Question: Java native methods. Public vs. private

Question

Java native methods. Public vs. private

Answers 2
Added at 2017-01-05 00:01
Tags
Question

Assume that we need to implement some java method in native code and expose it to user. We know that all work is done by native side, i.e. the only responsibility of java code is to pass user-supplied arguments to native code and return result back. According to this, java layer may be implemented in two ways:

  • By using of native methods that are directly exposed to user:

    public native Object doSmth(Object arg0, Object arg1);
    
  • By using of thin public wrapper around private native method:

    public Object doSmth(Object arg0, Object arg1) {
        return nativeDoSmth(arg0, arg1);
    }
    
    private native Object nativeDoSmth(Object arg0, Object arg1);
    

I've seen both approaches in real projects and even both former and latter in the same project.

So, my question is: does any of mentioned alternatives have some technical or performance or maintainability advantages, that should encourage to use only one variant. Or maybe it is all just a matter of taste?

Answers
nr: #1 dodano: 2017-01-05 01:01

I think it's mostly a personal style choice. If you consider the following code:

rattias-macbookpro:tst rattias$ diff Test1.cl Test1.class rattias-macbookpro:tst rattias$ vi Test1.java

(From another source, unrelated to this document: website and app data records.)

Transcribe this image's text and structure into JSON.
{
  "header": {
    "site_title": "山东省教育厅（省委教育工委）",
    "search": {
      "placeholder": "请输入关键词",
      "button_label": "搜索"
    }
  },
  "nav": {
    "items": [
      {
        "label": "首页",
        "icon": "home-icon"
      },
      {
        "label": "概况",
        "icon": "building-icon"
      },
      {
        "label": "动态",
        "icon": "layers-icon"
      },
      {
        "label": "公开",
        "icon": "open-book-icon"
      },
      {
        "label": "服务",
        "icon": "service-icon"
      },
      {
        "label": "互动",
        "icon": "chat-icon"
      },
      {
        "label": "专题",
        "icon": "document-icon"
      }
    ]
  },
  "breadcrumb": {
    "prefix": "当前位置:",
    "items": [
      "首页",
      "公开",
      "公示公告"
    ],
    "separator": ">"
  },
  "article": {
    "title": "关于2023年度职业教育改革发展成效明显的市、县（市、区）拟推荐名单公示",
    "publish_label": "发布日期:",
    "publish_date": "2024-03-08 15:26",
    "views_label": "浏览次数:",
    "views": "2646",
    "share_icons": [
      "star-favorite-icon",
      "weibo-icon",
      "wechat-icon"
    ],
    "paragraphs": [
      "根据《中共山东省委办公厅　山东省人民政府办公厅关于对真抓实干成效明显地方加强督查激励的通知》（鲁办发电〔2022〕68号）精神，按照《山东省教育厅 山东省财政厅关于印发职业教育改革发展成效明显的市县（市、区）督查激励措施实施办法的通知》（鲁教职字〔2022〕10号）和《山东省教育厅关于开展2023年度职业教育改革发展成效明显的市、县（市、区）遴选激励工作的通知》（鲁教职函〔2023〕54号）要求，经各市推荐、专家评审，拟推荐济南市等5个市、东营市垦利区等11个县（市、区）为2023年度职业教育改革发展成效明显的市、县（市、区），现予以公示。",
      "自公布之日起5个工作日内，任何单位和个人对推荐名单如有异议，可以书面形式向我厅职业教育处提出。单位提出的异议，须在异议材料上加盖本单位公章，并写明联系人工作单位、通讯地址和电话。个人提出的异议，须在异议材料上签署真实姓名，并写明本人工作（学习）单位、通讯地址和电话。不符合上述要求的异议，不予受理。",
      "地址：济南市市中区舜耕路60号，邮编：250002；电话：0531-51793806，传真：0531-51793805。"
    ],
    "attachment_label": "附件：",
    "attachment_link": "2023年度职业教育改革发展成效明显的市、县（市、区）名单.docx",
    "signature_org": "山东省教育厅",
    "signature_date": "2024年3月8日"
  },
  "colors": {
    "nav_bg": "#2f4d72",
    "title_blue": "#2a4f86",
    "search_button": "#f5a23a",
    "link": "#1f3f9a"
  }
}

public class Test1 {
  public static void main(String[] args) {
    Test2 t = new Test2();
    t.m();
  }
}

public class Test2 {
  public native void m();
}

Compiling this produces a Test1.class which is identical to the one produced when Test2 is defined as follows:

public class Test2 {
  public void m() {
  }
}  

This means that you could change the implementation to be native, pure java, a pure java wrapper to a native private method, at any point in time without affecting the users. There may be a question to whether an entire public API function needs to be native, vs. just a portion of the computation, but again that can be changed at any point.

nr: #2 dodano: 2017-01-05 05:01

So, my question is: does any of mentioned alternatives have some technical or performance or maintainability advantages, that should encourage to use only one variant.

Maintainability advantage is the key here. As stated in the comments, the object exposes its behavior. How it is implemented is not the user's business. This gives you more flexibility.

Suppose that in the future (see: maintainability) you find that you want/need to adjust the method such that it does something before and/or after the native call. In the first approach, you will need to deprecate the method and create a new one. In the second second approach, you just add whatever you need in the method and the user doesn't care.

As for performance, in theory, the first approach is faster because it's 1 less call. In practice, it's completely negligible.

Source Show
◀ Wstecz